Shehzad speaks very strongly about education and how it can help to not only change a person's life but also their overall civic sense. At the end of it all, it can be said that he not only has the vision but also the focus, determination and most importantly, the heart, to try and realise it. And this, his latest collaboration with Abida Parveen might just be a little peek into how he plans to go about it.

Qismet Apnay Haath Mein In 2008

While too many musicians in Pakistan seem content to skirt over issues of socio-political importance, treading the same dregs of human emotion again and again. However, after the boisterous Saali, Shehzad Roy has decided to pen an album of tracks that has more than its fair share of swipes at the current elites in charge of the nation (peppered, of course, in between the usual fare of radio-friendly ballads and songs leering over the edge with catchy — if not cheesy — riffs).
Qismet Apnay Haath Mein has generated a substantial amount of hype and fanfare for the seemingly controversial material embedded within the album. Of the songs on the album, Laga Reh, has been prompted to the fore with its polemic nature. It starts off with Roy going “Mein jab dus saal ka tha, toh maine nine o’clock news par suna kay Pakistan tareekh kay aik nazuk morh se guzar raha hai.” One rather jumpy guitar riff later, he pronounces, “Mein phir 20 saal ka huwa, maine phir nine o’clock news par suna kay Pakistan tareekh kay aik nazuk morh se guzar raha hai.” A stark commentary on the way our nation is run is juxtaposed here, in a rather surreal manner, with the usual Shehzad Roy manner of song; lots of jovial guitar riffs running around coupled with bhangra-esque percussion.

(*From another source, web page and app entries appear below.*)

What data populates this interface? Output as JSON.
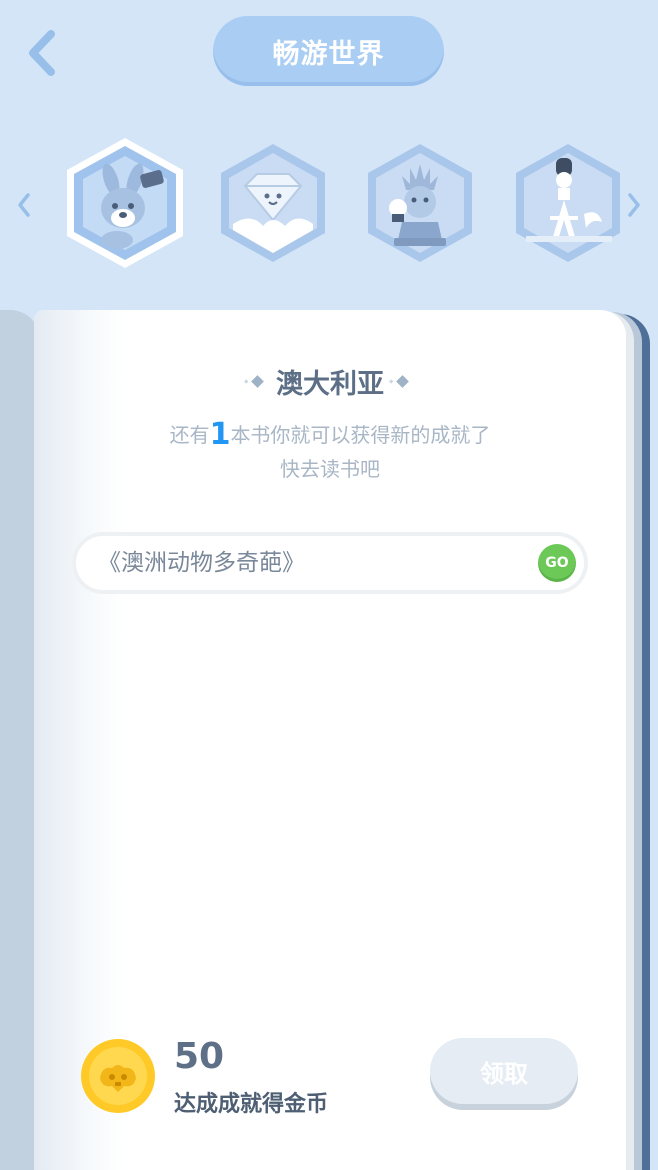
{
  "header": {
    "title": "畅游世界",
    "back_icon": "chevron-left-icon"
  },
  "carousel": {
    "prev_icon": "chevron-left-icon",
    "next_icon": "chevron-right-icon",
    "badges": [
      {
        "name": "kangaroo-badge",
        "selected": true
      },
      {
        "name": "diamond-badge",
        "selected": false
      },
      {
        "name": "statue-of-liberty-badge",
        "selected": false
      },
      {
        "name": "eiffel-tower-badge",
        "selected": false
      }
    ]
  },
  "page": {
    "country": "澳大利亚",
    "hint_prefix": "还有",
    "hint_count": "1",
    "hint_suffix": "本书你就可以获得新的成就了",
    "hint_line2": "快去读书吧",
    "book": {
      "title": "《澳洲动物多奇葩》",
      "go_label": "GO"
    },
    "reward": {
      "amount": "50",
      "label": "达成成就得金币",
      "claim_label": "领取",
      "icon": "gold-coin-icon"
    }
  },
  "colors": {
    "background": "#d4e5f8",
    "title_pill": "#a9cdf3",
    "go_button": "#6cc957",
    "highlight_number": "#2196f3",
    "coin": "#ffc928"
  }
}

Shehzad Roy’s method of tackling issues of political and social importance in his music differs however from those of, say, Rage Against the Machine. Surprisingly, his commentary is deft and full of sarcastic quips, rather than an outright attack on the institutions in our country. This is evidenced in the other significant politically-charged track on the album, the title track, Qismet Apnay Haath Mein. Throughout the album Roy is lyrically in fine form, chucking interesting turns of phrase left, right and centre with aplomb.
Musically, the album is rather scattershot. On occasions, it has some wonderful moments of balladry and sheer hook-laden pop, with wonderful melodies floating all over the songs (post chorus in Qismet Apnay Haath Mein). There’s also some fantastic guitar work on the album; as mellow and emotive as it is often enamored with ‘funk.’ Janay Kahan opens up with a brilliant harmonised riff that settles easily into the song, while Aankhen has guitar work that at times acutely resembles Incubus.